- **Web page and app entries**

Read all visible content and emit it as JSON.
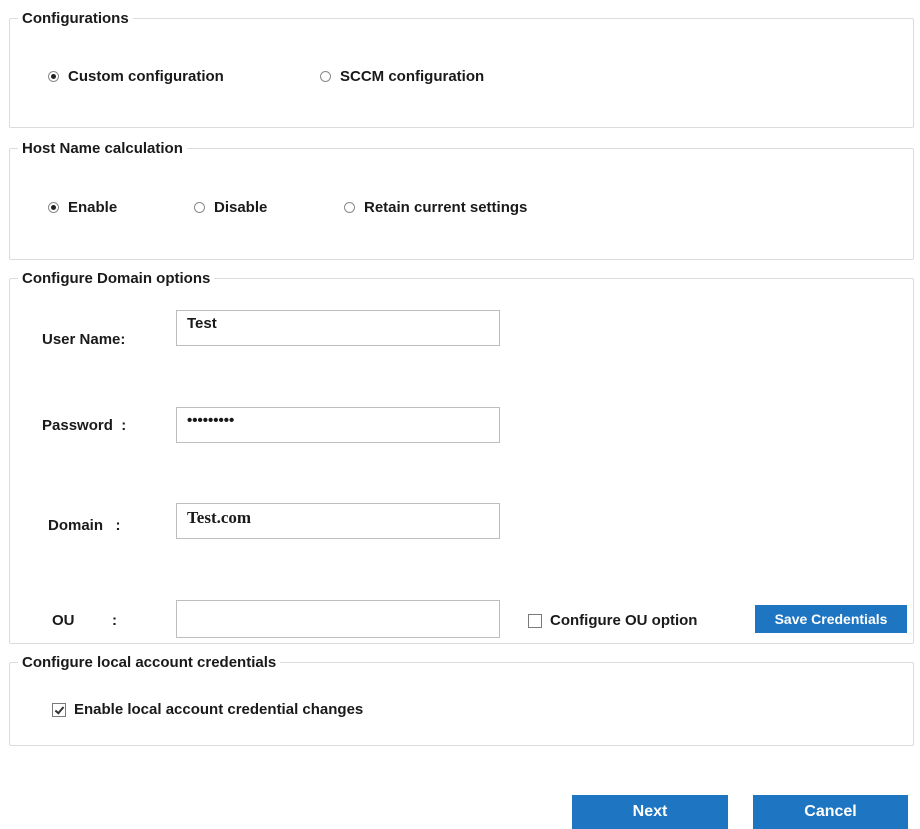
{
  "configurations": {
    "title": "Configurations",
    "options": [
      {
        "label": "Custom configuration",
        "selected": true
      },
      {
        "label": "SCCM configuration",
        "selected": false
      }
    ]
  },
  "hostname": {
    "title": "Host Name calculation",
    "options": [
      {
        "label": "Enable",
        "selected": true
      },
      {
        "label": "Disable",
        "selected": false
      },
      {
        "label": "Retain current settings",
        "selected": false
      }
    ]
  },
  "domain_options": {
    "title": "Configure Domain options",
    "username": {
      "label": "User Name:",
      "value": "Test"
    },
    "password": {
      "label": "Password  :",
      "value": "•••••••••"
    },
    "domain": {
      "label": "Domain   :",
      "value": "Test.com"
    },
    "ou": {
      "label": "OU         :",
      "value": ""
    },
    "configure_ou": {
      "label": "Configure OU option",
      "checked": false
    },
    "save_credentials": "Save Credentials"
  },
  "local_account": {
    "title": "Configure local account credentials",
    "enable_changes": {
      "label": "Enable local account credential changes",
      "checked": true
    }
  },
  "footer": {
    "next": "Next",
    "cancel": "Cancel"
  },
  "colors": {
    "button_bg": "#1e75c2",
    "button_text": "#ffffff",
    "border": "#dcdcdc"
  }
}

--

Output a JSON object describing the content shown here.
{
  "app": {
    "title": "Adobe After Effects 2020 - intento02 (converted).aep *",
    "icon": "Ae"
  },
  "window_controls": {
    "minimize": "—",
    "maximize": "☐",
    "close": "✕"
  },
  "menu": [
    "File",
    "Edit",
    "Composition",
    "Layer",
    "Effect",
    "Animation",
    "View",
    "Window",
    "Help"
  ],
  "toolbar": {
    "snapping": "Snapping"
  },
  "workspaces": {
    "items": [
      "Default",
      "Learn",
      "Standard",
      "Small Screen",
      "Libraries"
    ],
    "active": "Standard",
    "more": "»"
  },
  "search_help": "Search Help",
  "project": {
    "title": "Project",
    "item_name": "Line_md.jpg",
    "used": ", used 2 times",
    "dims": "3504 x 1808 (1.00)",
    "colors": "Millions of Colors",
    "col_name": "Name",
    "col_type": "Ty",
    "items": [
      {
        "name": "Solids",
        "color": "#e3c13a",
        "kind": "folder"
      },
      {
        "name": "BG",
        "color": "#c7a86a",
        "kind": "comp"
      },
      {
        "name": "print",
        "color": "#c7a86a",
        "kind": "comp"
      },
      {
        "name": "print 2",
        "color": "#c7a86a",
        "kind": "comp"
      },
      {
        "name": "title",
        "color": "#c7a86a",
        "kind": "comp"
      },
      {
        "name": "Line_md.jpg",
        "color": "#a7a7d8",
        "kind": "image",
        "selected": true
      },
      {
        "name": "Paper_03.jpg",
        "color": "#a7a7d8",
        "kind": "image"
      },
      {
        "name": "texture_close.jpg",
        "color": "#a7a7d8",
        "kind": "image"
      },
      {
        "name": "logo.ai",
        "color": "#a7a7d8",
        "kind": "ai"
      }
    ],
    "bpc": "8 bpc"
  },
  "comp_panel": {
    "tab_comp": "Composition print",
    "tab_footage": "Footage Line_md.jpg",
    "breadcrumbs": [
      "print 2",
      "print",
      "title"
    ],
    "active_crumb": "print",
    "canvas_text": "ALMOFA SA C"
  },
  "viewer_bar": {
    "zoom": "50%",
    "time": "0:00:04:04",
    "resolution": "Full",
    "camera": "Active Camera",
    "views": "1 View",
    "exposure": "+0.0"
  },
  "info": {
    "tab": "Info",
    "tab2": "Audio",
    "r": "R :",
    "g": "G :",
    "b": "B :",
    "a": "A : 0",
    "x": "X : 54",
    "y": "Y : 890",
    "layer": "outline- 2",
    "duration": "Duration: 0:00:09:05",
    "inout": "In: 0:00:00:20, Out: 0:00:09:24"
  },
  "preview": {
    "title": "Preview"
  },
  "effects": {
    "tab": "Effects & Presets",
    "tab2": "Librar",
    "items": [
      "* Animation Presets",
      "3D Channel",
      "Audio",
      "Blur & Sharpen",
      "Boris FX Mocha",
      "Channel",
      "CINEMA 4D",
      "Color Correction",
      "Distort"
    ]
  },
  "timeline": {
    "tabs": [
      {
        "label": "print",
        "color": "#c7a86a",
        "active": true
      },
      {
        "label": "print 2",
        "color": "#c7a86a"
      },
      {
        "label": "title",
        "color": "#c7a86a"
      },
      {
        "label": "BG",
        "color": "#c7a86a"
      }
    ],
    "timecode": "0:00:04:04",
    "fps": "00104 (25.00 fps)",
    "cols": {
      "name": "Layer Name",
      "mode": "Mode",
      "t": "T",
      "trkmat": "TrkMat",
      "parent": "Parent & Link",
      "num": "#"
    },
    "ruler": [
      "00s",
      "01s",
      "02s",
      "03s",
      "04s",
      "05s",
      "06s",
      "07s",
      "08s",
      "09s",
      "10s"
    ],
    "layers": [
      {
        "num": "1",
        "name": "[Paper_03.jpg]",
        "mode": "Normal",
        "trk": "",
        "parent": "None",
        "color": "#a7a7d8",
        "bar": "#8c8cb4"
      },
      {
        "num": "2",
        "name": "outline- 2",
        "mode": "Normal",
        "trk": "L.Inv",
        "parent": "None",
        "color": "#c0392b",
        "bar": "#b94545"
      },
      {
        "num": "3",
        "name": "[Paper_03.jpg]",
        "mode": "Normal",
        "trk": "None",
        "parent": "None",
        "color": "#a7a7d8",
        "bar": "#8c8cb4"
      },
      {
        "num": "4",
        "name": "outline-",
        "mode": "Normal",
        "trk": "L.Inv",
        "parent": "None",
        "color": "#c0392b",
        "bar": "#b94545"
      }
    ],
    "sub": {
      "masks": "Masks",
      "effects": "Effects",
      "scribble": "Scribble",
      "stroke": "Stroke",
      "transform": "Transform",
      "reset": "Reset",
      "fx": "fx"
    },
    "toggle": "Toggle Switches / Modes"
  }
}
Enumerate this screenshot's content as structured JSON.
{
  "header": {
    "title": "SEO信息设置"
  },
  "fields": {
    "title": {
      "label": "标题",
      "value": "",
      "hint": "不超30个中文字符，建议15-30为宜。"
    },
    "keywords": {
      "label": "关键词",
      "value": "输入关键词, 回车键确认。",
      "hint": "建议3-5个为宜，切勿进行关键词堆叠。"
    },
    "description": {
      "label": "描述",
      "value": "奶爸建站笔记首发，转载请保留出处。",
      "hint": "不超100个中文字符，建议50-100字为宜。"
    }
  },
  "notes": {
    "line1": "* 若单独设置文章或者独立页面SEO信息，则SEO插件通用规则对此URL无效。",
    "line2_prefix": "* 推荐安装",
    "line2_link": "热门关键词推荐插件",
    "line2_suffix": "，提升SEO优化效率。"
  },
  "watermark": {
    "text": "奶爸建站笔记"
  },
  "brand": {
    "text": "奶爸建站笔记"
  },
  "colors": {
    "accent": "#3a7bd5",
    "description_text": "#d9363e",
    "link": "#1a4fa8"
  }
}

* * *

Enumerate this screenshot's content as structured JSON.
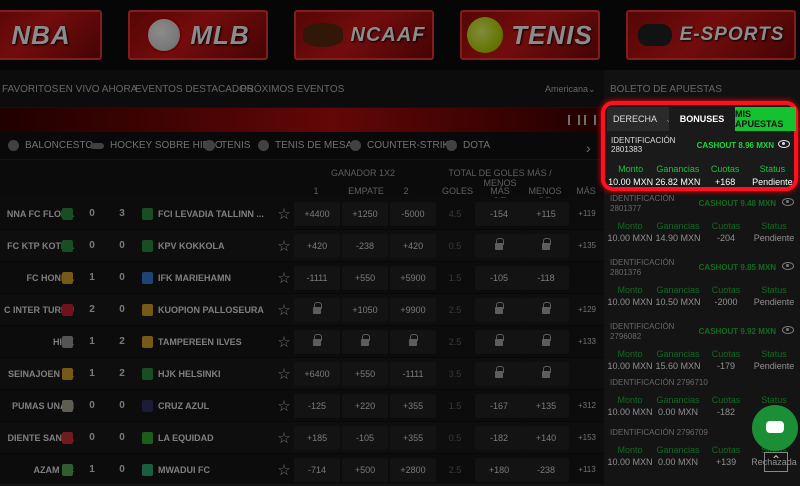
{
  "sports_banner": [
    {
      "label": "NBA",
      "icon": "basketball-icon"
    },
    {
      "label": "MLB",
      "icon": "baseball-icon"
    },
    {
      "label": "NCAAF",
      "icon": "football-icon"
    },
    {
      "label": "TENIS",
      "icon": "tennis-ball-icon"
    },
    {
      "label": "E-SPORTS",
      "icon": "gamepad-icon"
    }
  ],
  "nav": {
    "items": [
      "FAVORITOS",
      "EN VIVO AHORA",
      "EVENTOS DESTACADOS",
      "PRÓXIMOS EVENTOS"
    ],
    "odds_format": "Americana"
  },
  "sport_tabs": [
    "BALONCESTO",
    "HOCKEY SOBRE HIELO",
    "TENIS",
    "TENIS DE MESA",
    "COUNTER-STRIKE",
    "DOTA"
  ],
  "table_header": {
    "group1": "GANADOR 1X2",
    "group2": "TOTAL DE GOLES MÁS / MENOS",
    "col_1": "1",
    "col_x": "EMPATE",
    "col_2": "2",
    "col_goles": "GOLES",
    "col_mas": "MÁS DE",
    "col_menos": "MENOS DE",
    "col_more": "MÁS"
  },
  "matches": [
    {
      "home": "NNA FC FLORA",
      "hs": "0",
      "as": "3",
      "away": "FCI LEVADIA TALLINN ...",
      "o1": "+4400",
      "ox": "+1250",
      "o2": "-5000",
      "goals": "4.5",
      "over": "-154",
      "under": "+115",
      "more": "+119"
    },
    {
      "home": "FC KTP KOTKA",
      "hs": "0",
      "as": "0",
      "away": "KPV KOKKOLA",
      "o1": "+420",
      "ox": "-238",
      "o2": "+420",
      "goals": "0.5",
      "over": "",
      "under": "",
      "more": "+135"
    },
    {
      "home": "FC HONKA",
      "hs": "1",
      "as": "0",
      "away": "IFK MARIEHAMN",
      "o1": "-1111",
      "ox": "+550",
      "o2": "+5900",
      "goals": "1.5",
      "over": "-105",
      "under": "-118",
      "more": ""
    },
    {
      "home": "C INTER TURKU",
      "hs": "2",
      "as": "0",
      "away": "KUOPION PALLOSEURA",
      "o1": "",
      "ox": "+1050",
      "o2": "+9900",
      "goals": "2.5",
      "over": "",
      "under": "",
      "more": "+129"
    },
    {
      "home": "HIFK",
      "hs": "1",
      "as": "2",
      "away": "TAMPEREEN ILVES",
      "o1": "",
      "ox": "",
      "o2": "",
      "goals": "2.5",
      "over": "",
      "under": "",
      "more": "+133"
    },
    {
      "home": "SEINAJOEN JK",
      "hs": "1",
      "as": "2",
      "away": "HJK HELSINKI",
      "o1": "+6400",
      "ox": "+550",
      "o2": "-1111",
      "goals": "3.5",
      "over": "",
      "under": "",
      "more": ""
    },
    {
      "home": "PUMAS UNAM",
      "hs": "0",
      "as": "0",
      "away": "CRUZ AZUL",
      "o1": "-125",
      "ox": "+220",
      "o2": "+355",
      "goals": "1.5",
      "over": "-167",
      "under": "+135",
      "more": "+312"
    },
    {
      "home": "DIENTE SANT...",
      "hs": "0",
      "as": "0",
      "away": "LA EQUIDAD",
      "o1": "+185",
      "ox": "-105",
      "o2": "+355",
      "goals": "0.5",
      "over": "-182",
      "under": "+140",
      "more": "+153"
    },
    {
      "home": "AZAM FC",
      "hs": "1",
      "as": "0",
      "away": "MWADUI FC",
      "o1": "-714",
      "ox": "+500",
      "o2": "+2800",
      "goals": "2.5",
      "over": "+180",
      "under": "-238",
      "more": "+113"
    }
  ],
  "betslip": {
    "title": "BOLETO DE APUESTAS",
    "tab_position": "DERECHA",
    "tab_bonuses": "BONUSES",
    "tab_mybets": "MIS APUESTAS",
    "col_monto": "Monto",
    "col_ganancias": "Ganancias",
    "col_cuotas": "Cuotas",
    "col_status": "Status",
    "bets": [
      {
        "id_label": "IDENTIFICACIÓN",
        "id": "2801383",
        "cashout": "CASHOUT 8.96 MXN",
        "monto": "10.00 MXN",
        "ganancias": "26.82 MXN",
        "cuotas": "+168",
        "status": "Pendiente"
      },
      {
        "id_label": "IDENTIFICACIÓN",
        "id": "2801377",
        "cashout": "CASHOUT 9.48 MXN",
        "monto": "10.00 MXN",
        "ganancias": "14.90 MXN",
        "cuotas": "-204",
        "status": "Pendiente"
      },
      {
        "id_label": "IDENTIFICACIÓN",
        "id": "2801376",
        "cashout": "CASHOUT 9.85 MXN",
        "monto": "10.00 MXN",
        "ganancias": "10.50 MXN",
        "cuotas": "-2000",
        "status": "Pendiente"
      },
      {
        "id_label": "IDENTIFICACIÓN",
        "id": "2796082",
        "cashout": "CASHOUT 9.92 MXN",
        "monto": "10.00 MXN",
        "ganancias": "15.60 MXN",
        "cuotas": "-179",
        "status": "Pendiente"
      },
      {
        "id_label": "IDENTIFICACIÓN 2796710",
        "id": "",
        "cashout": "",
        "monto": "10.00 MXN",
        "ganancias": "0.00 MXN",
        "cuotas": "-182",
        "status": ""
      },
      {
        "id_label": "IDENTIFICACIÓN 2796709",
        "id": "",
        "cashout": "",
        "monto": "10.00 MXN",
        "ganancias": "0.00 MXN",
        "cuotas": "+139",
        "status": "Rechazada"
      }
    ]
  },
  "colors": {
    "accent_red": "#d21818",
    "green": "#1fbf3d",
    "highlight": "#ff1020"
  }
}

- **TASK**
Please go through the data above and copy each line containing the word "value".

- **ANSWER BELOW**
      "value": "Test"
      "value": "•••••••••"
      "value": "Test.com"
      "value": ""
      "value": "",
      "value": "输入关键词, 回车键确认。",
      "value": "奶爸建站笔记首发，转载请保留出处。",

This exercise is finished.